**Assignment**
Give back all of the records exactly.

----------

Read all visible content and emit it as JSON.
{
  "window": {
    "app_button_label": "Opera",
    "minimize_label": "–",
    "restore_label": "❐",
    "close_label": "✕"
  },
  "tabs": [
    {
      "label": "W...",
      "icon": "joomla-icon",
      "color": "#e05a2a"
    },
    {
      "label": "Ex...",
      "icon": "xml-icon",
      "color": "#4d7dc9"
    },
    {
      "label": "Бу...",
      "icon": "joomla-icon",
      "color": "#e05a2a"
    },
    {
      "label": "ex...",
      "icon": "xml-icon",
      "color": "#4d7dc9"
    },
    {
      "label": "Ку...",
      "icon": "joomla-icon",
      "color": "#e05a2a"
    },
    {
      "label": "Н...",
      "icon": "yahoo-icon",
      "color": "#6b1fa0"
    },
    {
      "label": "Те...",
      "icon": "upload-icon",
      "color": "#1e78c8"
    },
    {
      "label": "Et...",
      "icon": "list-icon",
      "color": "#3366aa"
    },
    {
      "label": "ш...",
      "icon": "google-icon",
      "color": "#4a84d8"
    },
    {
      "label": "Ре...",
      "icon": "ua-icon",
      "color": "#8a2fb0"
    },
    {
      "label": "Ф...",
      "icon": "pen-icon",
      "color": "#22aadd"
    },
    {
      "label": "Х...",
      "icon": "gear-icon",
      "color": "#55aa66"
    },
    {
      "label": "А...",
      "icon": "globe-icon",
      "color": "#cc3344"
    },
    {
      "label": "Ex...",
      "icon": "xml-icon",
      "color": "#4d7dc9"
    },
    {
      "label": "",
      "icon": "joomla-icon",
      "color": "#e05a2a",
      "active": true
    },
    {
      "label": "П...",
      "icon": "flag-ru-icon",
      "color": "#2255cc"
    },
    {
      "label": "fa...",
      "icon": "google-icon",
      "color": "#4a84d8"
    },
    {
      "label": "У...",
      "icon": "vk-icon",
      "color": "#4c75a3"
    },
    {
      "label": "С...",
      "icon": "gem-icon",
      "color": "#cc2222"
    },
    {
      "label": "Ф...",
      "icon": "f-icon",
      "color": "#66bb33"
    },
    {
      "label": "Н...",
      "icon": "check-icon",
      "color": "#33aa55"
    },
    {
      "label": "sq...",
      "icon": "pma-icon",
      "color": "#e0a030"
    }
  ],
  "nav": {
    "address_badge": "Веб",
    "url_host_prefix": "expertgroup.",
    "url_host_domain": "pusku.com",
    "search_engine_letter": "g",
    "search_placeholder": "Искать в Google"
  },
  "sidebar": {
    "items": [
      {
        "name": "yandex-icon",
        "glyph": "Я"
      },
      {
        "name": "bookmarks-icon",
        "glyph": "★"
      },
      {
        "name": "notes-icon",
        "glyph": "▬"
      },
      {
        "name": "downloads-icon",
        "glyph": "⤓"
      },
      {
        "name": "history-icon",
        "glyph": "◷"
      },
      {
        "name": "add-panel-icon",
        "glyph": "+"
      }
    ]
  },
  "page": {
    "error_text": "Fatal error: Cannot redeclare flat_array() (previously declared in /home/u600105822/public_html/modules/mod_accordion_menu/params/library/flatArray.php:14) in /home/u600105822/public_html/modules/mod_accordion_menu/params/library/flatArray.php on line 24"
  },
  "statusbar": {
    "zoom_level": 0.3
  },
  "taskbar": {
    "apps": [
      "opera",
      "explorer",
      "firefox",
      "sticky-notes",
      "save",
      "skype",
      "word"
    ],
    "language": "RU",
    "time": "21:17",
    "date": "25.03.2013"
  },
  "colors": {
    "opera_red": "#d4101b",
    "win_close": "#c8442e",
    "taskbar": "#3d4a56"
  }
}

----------

**Solution for this exercise**
Read all visible content and emit it as JSON.
{
  "window": {
    "app_button_label": "Opera",
    "minimize_label": "–",
    "restore_label": "❐",
    "close_label": "✕"
  },
  "tabs": [
    {
      "label": "W...",
      "icon": "joomla-icon",
      "color": "#e05a2a"
    },
    {
      "label": "Ex...",
      "icon": "xml-icon",
      "color": "#4d7dc9"
    },
    {
      "label": "Бу...",
      "icon": "joomla-icon",
      "color": "#e05a2a"
    },
    {
      "label": "ex...",
      "icon": "xml-icon",
      "color": "#4d7dc9"
    },
    {
      "label": "Ку...",
      "icon": "joomla-icon",
      "color": "#e05a2a"
    },
    {
      "label": "Н...",
      "icon": "yahoo-icon",
      "color": "#6b1fa0"
    },
    {
      "label": "Те...",
      "icon": "upload-icon",
      "color": "#1e78c8"
    },
    {
      "label": "Et...",
      "icon": "list-icon",
      "color": "#3366aa"
    },
    {
      "label": "ш...",
      "icon": "google-icon",
      "color": "#4a84d8"
    },
    {
      "label": "Ре...",
      "icon": "ua-icon",
      "color": "#8a2fb0"
    },
    {
      "label": "Ф...",
      "icon": "pen-icon",
      "color": "#22aadd"
    },
    {
      "label": "Х...",
      "icon": "gear-icon",
      "color": "#55aa66"
    },
    {
      "label": "А...",
      "icon": "globe-icon",
      "color": "#cc3344"
    },
    {
      "label": "Ex...",
      "icon": "xml-icon",
      "color": "#4d7dc9"
    },
    {
      "label": "",
      "icon": "joomla-icon",
      "color": "#e05a2a",
      "active": true
    },
    {
      "label": "П...",
      "icon": "flag-ru-icon",
      "color": "#2255cc"
    },
    {
      "label": "fa...",
      "icon": "google-icon",
      "color": "#4a84d8"
    },
    {
      "label": "У...",
      "icon": "vk-icon",
      "color": "#4c75a3"
    },
    {
      "label": "С...",
      "icon": "gem-icon",
      "color": "#cc2222"
    },
    {
      "label": "Ф...",
      "icon": "f-icon",
      "color": "#66bb33"
    },
    {
      "label": "Н...",
      "icon": "check-icon",
      "color": "#33aa55"
    },
    {
      "label": "sq...",
      "icon": "pma-icon",
      "color": "#e0a030"
    }
  ],
  "nav": {
    "address_badge": "Веб",
    "url_host_prefix": "expertgroup.",
    "url_host_domain": "pusku.com",
    "search_engine_letter": "g",
    "search_placeholder": "Искать в Google"
  },
  "sidebar": {
    "items": [
      {
        "name": "yandex-icon",
        "glyph": "Я"
      },
      {
        "name": "bookmarks-icon",
        "glyph": "★"
      },
      {
        "name": "notes-icon",
        "glyph": "▬"
      },
      {
        "name": "downloads-icon",
        "glyph": "⤓"
      },
      {
        "name": "history-icon",
        "glyph": "◷"
      },
      {
        "name": "add-panel-icon",
        "glyph": "+"
      }
    ]
  },
  "page": {
    "error_text": "Fatal error: Cannot redeclare flat_array() (previously declared in /home/u600105822/public_html/modules/mod_accordion_menu/params/library/flatArray.php:14) in /home/u600105822/public_html/modules/mod_accordion_menu/params/library/flatArray.php on line 24"
  },
  "statusbar": {
    "zoom_level": 0.3
  },
  "taskbar": {
    "apps": [
      "opera",
      "explorer",
      "firefox",
      "sticky-notes",
      "save",
      "skype",
      "word"
    ],
    "language": "RU",
    "time": "21:17",
    "date": "25.03.2013"
  },
  "colors": {
    "opera_red": "#d4101b",
    "win_close": "#c8442e",
    "taskbar": "#3d4a56"
  }
}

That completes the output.